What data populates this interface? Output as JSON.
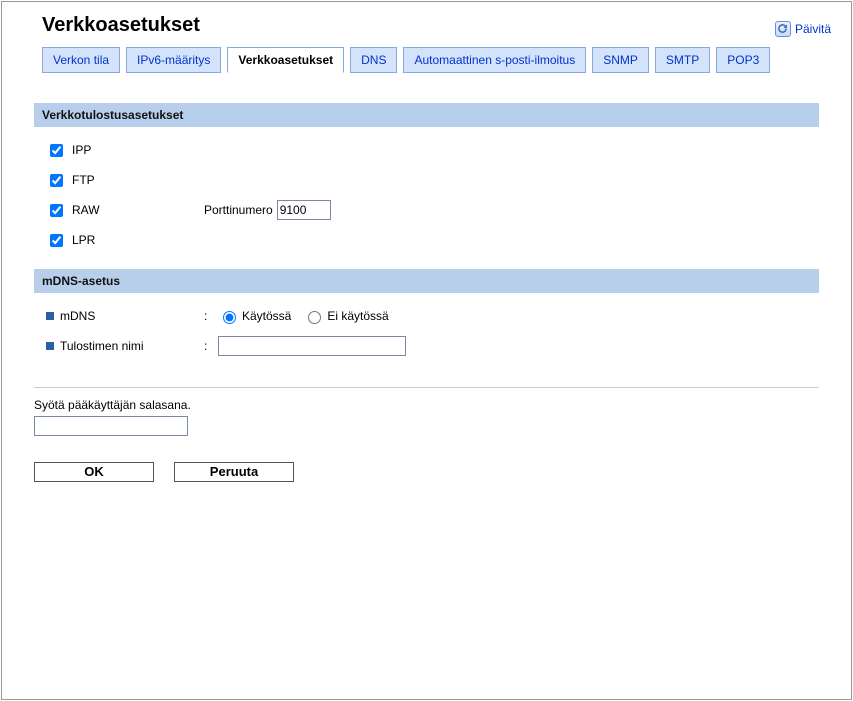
{
  "page_title": "Verkkoasetukset",
  "refresh_label": "Päivitä",
  "tabs": {
    "t0": "Verkon tila",
    "t1": "IPv6-määritys",
    "t2": "Verkkoasetukset",
    "t3": "DNS",
    "t4": "Automaattinen s-posti-ilmoitus",
    "t5": "SNMP",
    "t6": "SMTP",
    "t7": "POP3"
  },
  "sections": {
    "print": {
      "title": "Verkkotulostusasetukset",
      "ipp": "IPP",
      "ftp": "FTP",
      "raw": "RAW",
      "port_label": "Porttinumero",
      "port_value": "9100",
      "lpr": "LPR"
    },
    "mdns": {
      "title": "mDNS-asetus",
      "mdns_label": "mDNS",
      "enabled": "Käytössä",
      "disabled": "Ei käytössä",
      "printer_name_label": "Tulostimen nimi",
      "printer_name_value": ""
    }
  },
  "password_prompt": "Syötä pääkäyttäjän salasana.",
  "password_value": "",
  "buttons": {
    "ok": "OK",
    "cancel": "Peruuta"
  }
}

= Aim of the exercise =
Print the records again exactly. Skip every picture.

= Written solution =
What data populates this interface? Output as JSON.
{
  "page_title": "Verkkoasetukset",
  "refresh_label": "Päivitä",
  "tabs": {
    "t0": "Verkon tila",
    "t1": "IPv6-määritys",
    "t2": "Verkkoasetukset",
    "t3": "DNS",
    "t4": "Automaattinen s-posti-ilmoitus",
    "t5": "SNMP",
    "t6": "SMTP",
    "t7": "POP3"
  },
  "sections": {
    "print": {
      "title": "Verkkotulostusasetukset",
      "ipp": "IPP",
      "ftp": "FTP",
      "raw": "RAW",
      "port_label": "Porttinumero",
      "port_value": "9100",
      "lpr": "LPR"
    },
    "mdns": {
      "title": "mDNS-asetus",
      "mdns_label": "mDNS",
      "enabled": "Käytössä",
      "disabled": "Ei käytössä",
      "printer_name_label": "Tulostimen nimi",
      "printer_name_value": ""
    }
  },
  "password_prompt": "Syötä pääkäyttäjän salasana.",
  "password_value": "",
  "buttons": {
    "ok": "OK",
    "cancel": "Peruuta"
  }
}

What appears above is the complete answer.